» **Dataset records**:
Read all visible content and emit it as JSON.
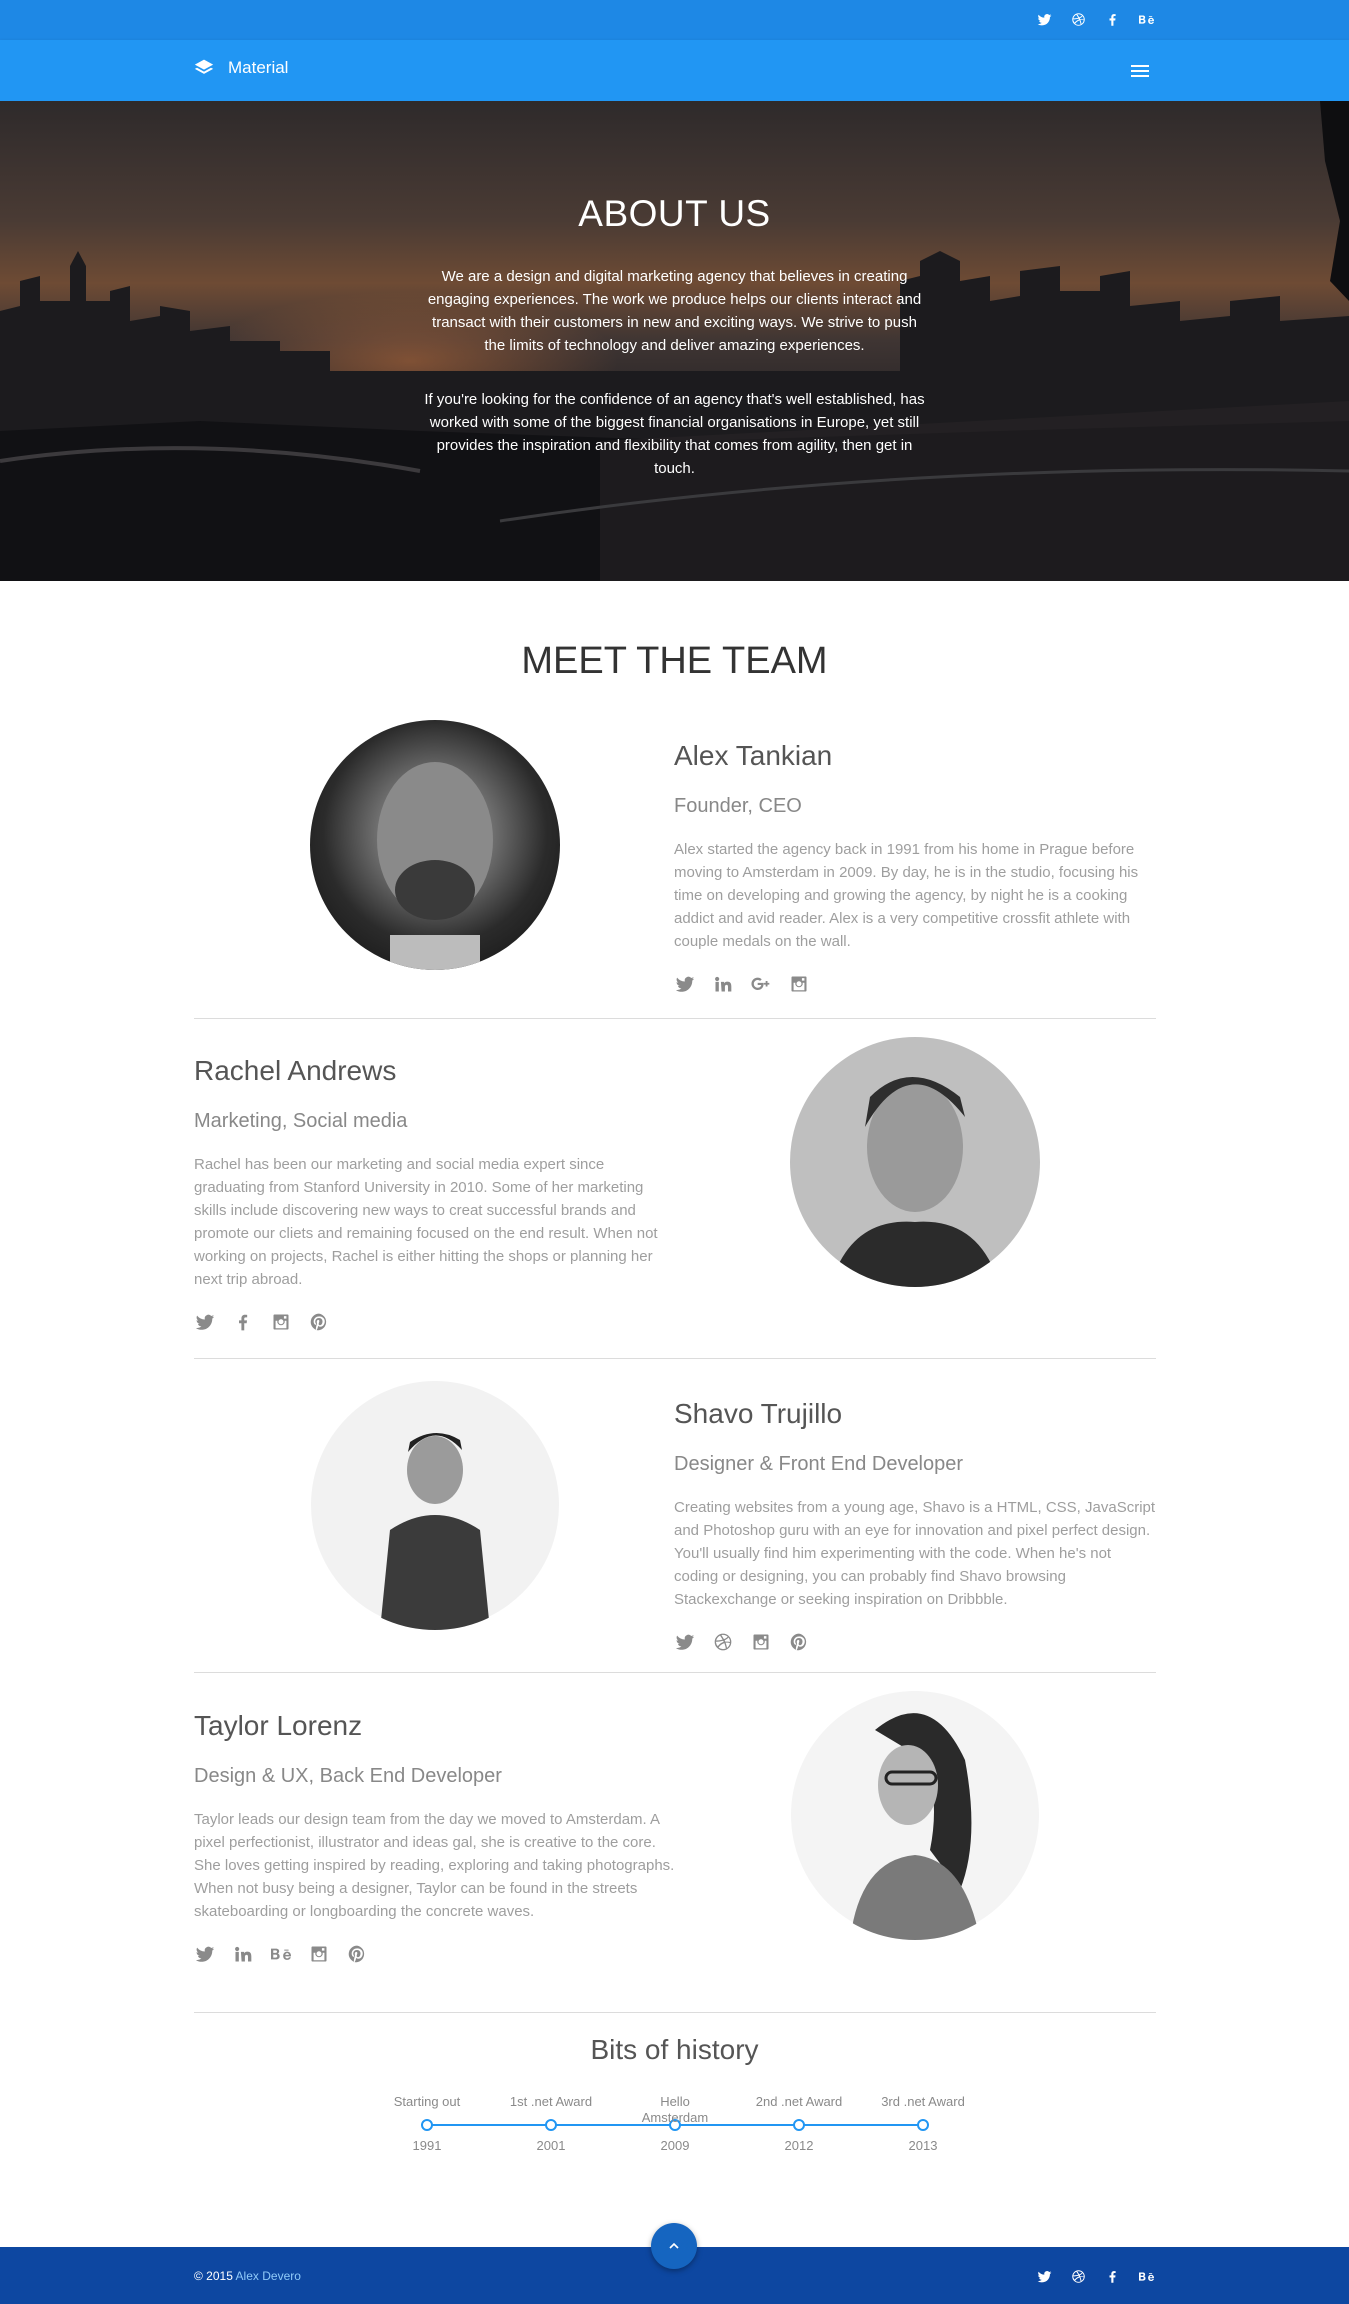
{
  "brand": {
    "name": "Material"
  },
  "top_social": [
    "twitter-icon",
    "dribbble-icon",
    "facebook-icon",
    "behance-icon"
  ],
  "hero": {
    "title": "ABOUT US",
    "paragraph1": "We are a design and digital marketing agency that believes in creating engaging experiences. The work we produce helps our clients interact and transact with their customers in new and exciting ways. We strive to push the limits of technology and deliver amazing experiences.",
    "paragraph2": "If you're looking for the confidence of an agency that's well established, has worked with some of the biggest financial organisations in Europe, yet still provides the inspiration and flexibility that comes from agility, then get in touch."
  },
  "team": {
    "title": "MEET THE TEAM",
    "members": [
      {
        "name": "Alex Tankian",
        "role": "Founder, CEO",
        "bio": "Alex started the agency back in 1991 from his home in Prague before moving to Amsterdam in 2009. By day, he is in the studio, focusing his time on developing and growing the agency, by night he is a cooking addict and avid reader. Alex is a very competitive crossfit athlete with couple medals on the wall.",
        "social": [
          "twitter-icon",
          "linkedin-icon",
          "google-plus-icon",
          "instagram-icon"
        ]
      },
      {
        "name": "Rachel Andrews",
        "role": "Marketing, Social media",
        "bio": "Rachel has been our marketing and social media expert since graduating from Stanford University in 2010. Some of her marketing skills include discovering new ways to creat successful brands and promote our cliets and remaining focused on the end result. When not working on projects, Rachel is either hitting the shops or planning her next trip abroad.",
        "social": [
          "twitter-icon",
          "facebook-icon",
          "instagram-icon",
          "pinterest-icon"
        ]
      },
      {
        "name": "Shavo Trujillo",
        "role": "Designer & Front End Developer",
        "bio": "Creating websites from a young age, Shavo is a HTML, CSS, JavaScript and Photoshop guru with an eye for innovation and pixel perfect design. You'll usually find him experimenting with the code. When he's not coding or designing, you can probably find Shavo browsing Stackexchange or seeking inspiration on Dribbble.",
        "social": [
          "twitter-icon",
          "dribbble-icon",
          "instagram-icon",
          "pinterest-icon"
        ]
      },
      {
        "name": "Taylor Lorenz",
        "role": "Design & UX, Back End Developer",
        "bio": "Taylor leads our design team from the day we moved to Amsterdam. A pixel perfectionist, illustrator and ideas gal, she is creative to the core. She loves getting inspired by reading, exploring and taking photographs. When not busy being a designer, Taylor can be found in the streets skateboarding or longboarding the concrete waves.",
        "social": [
          "twitter-icon",
          "linkedin-icon",
          "behance-icon",
          "instagram-icon",
          "pinterest-icon"
        ]
      }
    ]
  },
  "history": {
    "title": "Bits of history",
    "events": [
      {
        "label": "Starting out",
        "year": "1991"
      },
      {
        "label": "1st .net Award",
        "year": "2001"
      },
      {
        "label": "Hello Amsterdam",
        "year": "2009"
      },
      {
        "label": "2nd .net Award",
        "year": "2012"
      },
      {
        "label": "3rd .net Award",
        "year": "2013"
      }
    ]
  },
  "footer": {
    "copyright": "© 2015",
    "author": "Alex Devero"
  },
  "colors": {
    "primary": "#2196f3",
    "topbar": "#1e88e5",
    "footer": "#0d47a1"
  }
}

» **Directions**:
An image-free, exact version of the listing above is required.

» **Output for this exercise**:
Read all visible content and emit it as JSON.
{
  "brand": {
    "name": "Material"
  },
  "top_social": [
    "twitter-icon",
    "dribbble-icon",
    "facebook-icon",
    "behance-icon"
  ],
  "hero": {
    "title": "ABOUT US",
    "paragraph1": "We are a design and digital marketing agency that believes in creating engaging experiences. The work we produce helps our clients interact and transact with their customers in new and exciting ways. We strive to push the limits of technology and deliver amazing experiences.",
    "paragraph2": "If you're looking for the confidence of an agency that's well established, has worked with some of the biggest financial organisations in Europe, yet still provides the inspiration and flexibility that comes from agility, then get in touch."
  },
  "team": {
    "title": "MEET THE TEAM",
    "members": [
      {
        "name": "Alex Tankian",
        "role": "Founder, CEO",
        "bio": "Alex started the agency back in 1991 from his home in Prague before moving to Amsterdam in 2009. By day, he is in the studio, focusing his time on developing and growing the agency, by night he is a cooking addict and avid reader. Alex is a very competitive crossfit athlete with couple medals on the wall.",
        "social": [
          "twitter-icon",
          "linkedin-icon",
          "google-plus-icon",
          "instagram-icon"
        ]
      },
      {
        "name": "Rachel Andrews",
        "role": "Marketing, Social media",
        "bio": "Rachel has been our marketing and social media expert since graduating from Stanford University in 2010. Some of her marketing skills include discovering new ways to creat successful brands and promote our cliets and remaining focused on the end result. When not working on projects, Rachel is either hitting the shops or planning her next trip abroad.",
        "social": [
          "twitter-icon",
          "facebook-icon",
          "instagram-icon",
          "pinterest-icon"
        ]
      },
      {
        "name": "Shavo Trujillo",
        "role": "Designer & Front End Developer",
        "bio": "Creating websites from a young age, Shavo is a HTML, CSS, JavaScript and Photoshop guru with an eye for innovation and pixel perfect design. You'll usually find him experimenting with the code. When he's not coding or designing, you can probably find Shavo browsing Stackexchange or seeking inspiration on Dribbble.",
        "social": [
          "twitter-icon",
          "dribbble-icon",
          "instagram-icon",
          "pinterest-icon"
        ]
      },
      {
        "name": "Taylor Lorenz",
        "role": "Design & UX, Back End Developer",
        "bio": "Taylor leads our design team from the day we moved to Amsterdam. A pixel perfectionist, illustrator and ideas gal, she is creative to the core. She loves getting inspired by reading, exploring and taking photographs. When not busy being a designer, Taylor can be found in the streets skateboarding or longboarding the concrete waves.",
        "social": [
          "twitter-icon",
          "linkedin-icon",
          "behance-icon",
          "instagram-icon",
          "pinterest-icon"
        ]
      }
    ]
  },
  "history": {
    "title": "Bits of history",
    "events": [
      {
        "label": "Starting out",
        "year": "1991"
      },
      {
        "label": "1st .net Award",
        "year": "2001"
      },
      {
        "label": "Hello Amsterdam",
        "year": "2009"
      },
      {
        "label": "2nd .net Award",
        "year": "2012"
      },
      {
        "label": "3rd .net Award",
        "year": "2013"
      }
    ]
  },
  "footer": {
    "copyright": "© 2015",
    "author": "Alex Devero"
  },
  "colors": {
    "primary": "#2196f3",
    "topbar": "#1e88e5",
    "footer": "#0d47a1"
  }
}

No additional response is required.